Take an image:
Cross-correlating it with impulse should yield itself, and cross-correlating with itself should peak at center. Key points:
- The operating kernel must be centered about $t=0$. For a discrete sequence $h$ of length $N$, under the FFT, this means $h$, and the second-half of samples are of negative time: $h[n > N/2]$
- Assuming inputs are normal images, this means time-centering the "template" image: note $x \star h \neq h \star x$.
fft2(x) == fft(fft(x, axis=0), axis=1)
cross correlation between 2 images which I read in 2 vectors, both of them uni-dimensional.
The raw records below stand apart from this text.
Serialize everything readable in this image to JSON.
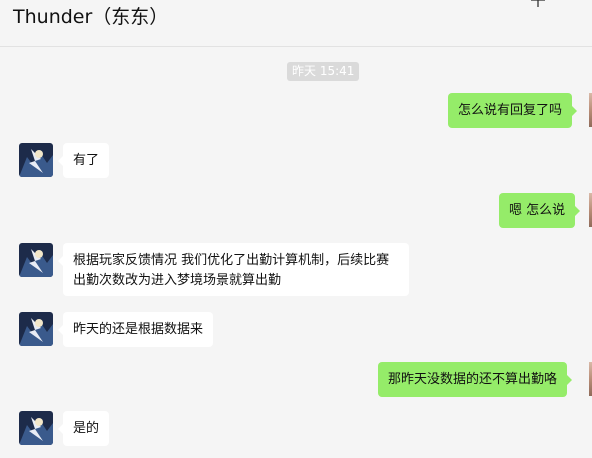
{
  "header": {
    "title": "Thunder（东东）"
  },
  "timestamp": "昨天 15:41",
  "messages": [
    {
      "side": "outgoing",
      "text": "怎么说有回复了吗"
    },
    {
      "side": "incoming",
      "text": "有了"
    },
    {
      "side": "outgoing",
      "text": "嗯 怎么说"
    },
    {
      "side": "incoming",
      "text": "根据玩家反馈情况 我们优化了出勤计算机制，后续比赛出勤次数改为进入梦境场景就算出勤"
    },
    {
      "side": "incoming",
      "text": "昨天的还是根据数据来"
    },
    {
      "side": "outgoing",
      "text": "那昨天没数据的还不算出勤咯"
    },
    {
      "side": "incoming",
      "text": "是的"
    }
  ],
  "colors": {
    "outgoing_bubble": "#95ec69",
    "incoming_bubble": "#ffffff",
    "background": "#f5f5f5"
  }
}
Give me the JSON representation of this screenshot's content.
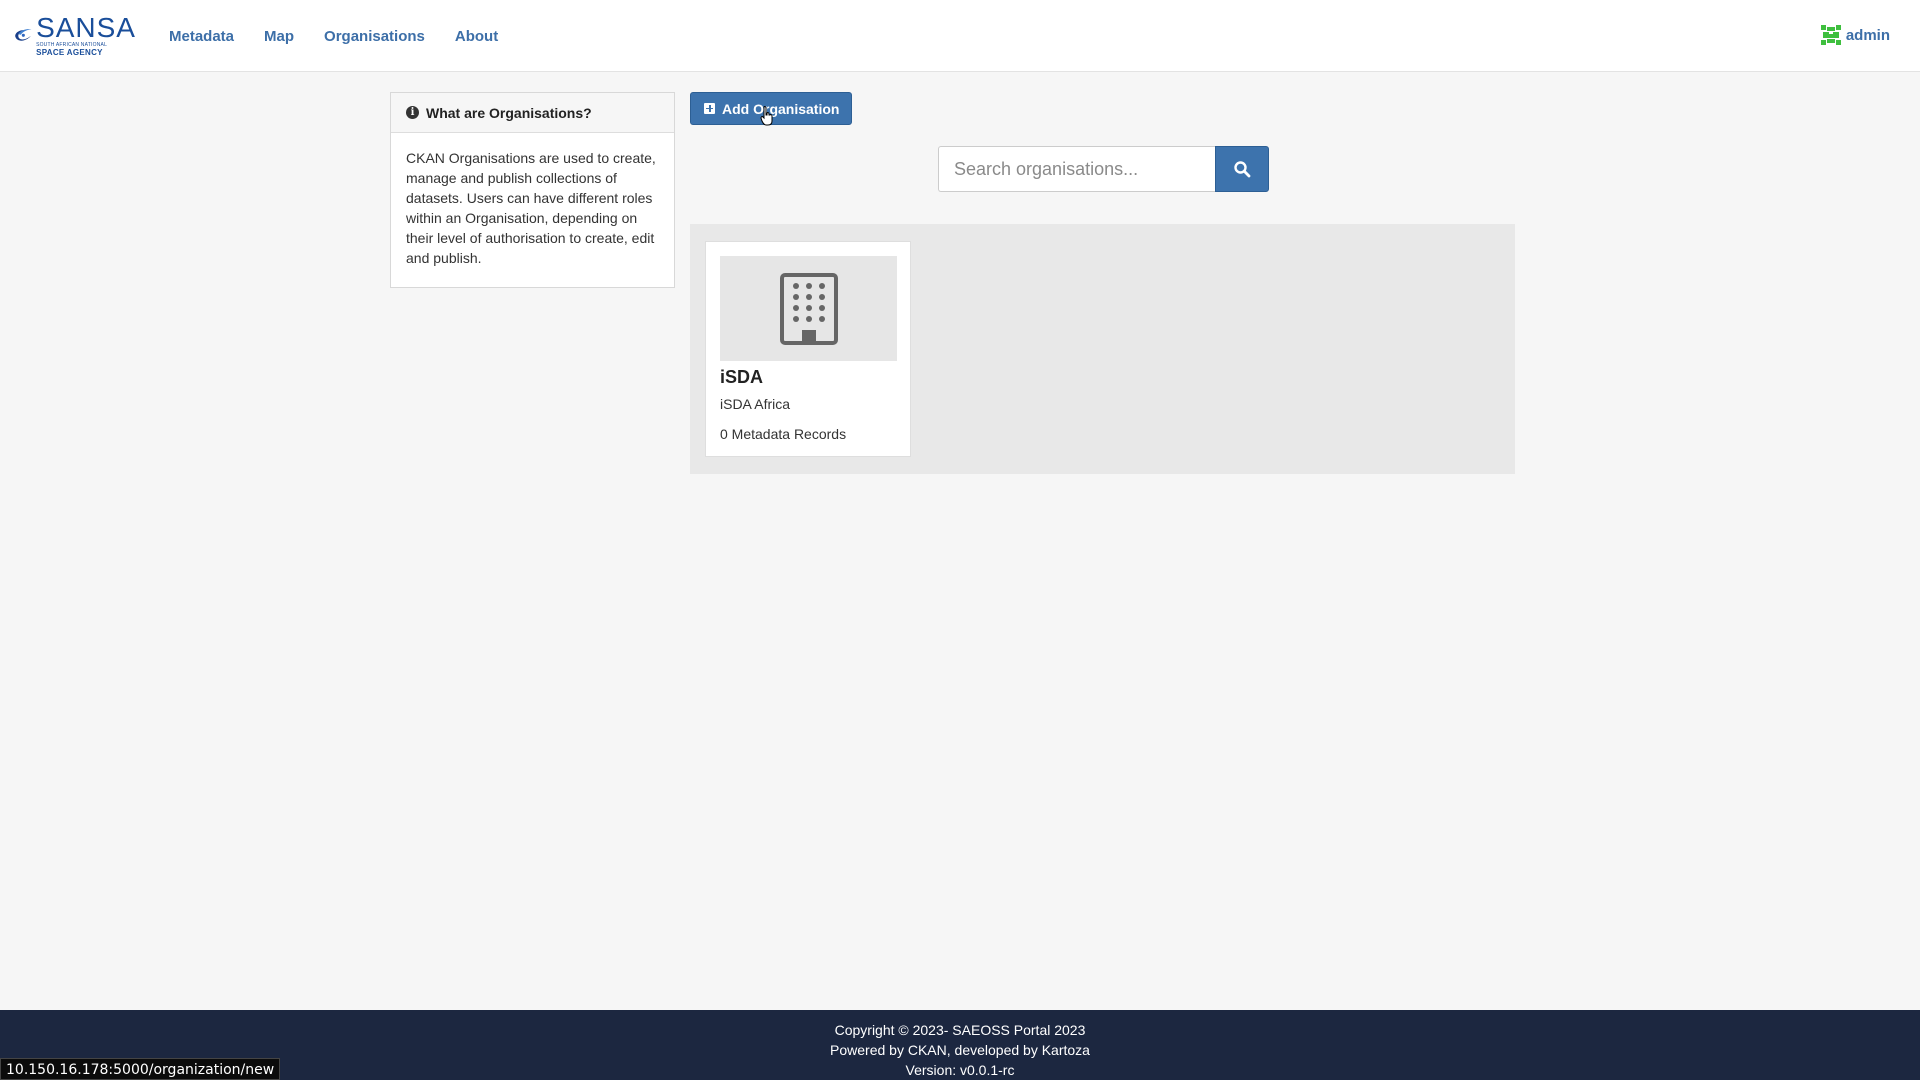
{
  "header": {
    "logo": {
      "main": "SANSA",
      "sub1": "SOUTH AFRICAN NATIONAL",
      "sub2": "SPACE AGENCY"
    },
    "nav": [
      {
        "label": "Metadata"
      },
      {
        "label": "Map"
      },
      {
        "label": "Organisations"
      },
      {
        "label": "About"
      }
    ],
    "user": {
      "name": "admin"
    }
  },
  "sidebar": {
    "title": "What are Organisations?",
    "body": "CKAN Organisations are used to create, manage and publish collections of datasets. Users can have different roles within an Organisation, depending on their level of authorisation to create, edit and publish."
  },
  "actions": {
    "add_label": "Add Organisation"
  },
  "search": {
    "placeholder": "Search organisations...",
    "value": ""
  },
  "organizations": [
    {
      "title": "iSDA",
      "description": "iSDA Africa",
      "count_label": "0 Metadata Records"
    }
  ],
  "footer": {
    "line1": "Copyright © 2023- SAEOSS Portal 2023",
    "line2": "Powered by CKAN, developed by Kartoza",
    "line3": "Version: v0.0.1-rc"
  },
  "status_bar": {
    "url": "10.150.16.178:5000/organization/new"
  },
  "colors": {
    "primary": "#3d73ad",
    "nav_link": "#3d6fa8",
    "footer_bg": "#1c2740",
    "page_bg": "#f6f6f6"
  },
  "icons": {
    "info": "info-circle-icon",
    "add": "plus-square-icon",
    "search": "search-icon",
    "building": "building-icon",
    "avatar": "identicon-avatar"
  }
}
That's a problem since the time-centering step isn't straightforward to replicate on a flattened image, I'm unsure how it'd be done. This answer will assume a 2D array, so you can just reshape it into 2D and then back. Finally, you might want to look into padding and boundary effects.
Putting it together, here's cross-correlation of COVID with image-centered unit impulse, and with itself:
additionally, we move it and its flipped copy, and check that the more intense dot spots the unflipped version; note boundary effects:
Centering / performance note
Answer assumes we're after circular cross-correlation with no padding, and $x$ and $h$ are "normal" (non-DFT centered) images. With padding/unpadding, the most compute efficient route may be different.
Complete cross-correlation, with padding, is implemented here.
This answer was subject of controversy. If readers aren't sure which answer to use, I encourage reading responses to the followup, where I've shown further demos and offered 1000 bounty to invalidate this answer, instead of trusting the votes.
import numpy as np
import matplotlib.pyplot as plt
from numpy.fft import fft, ifft, fft2, ifft2, ifftshift
from PIL import Image
def cross_correlate_2d(x, h):
h = ifftshift(ifftshift(h, axes=0), axes=1)
return ifft2(fft2(x) * np.conj(fft2(h))).real
# load image as greyscale
x = np.array(Image.open("covid.png").convert("L")) / 255.
# make kernels
h0 = np.zeros(x.shape, dtype=x.dtype)
h0[h0.shape//2, h0.shape//2] = 1
h1 = x.copy()
out0 = cross_correlate_2d(x, h0)
out1 = cross_correlate_2d(x, h1)
plt.imshow(out0); plt.xticks(); plt.yticks(); plt.show()
plt.imshow(out1); plt.xticks(); plt.yticks(); plt.show()
second example, same imports:
x = np.array(Image.open("covid_target.png" ).convert("L")) / 255.
h = np.array(Image.open("covid_template.png").convert("L")) / 255.
# blank regions default to `1`, undo that
x[x==1] = 0
h[h==1] = 0
out = cross_correlate_2d(x, h)
plt.imshow(out, cmap='turbo'); plt.xticks(); plt.yticks(); plt.show()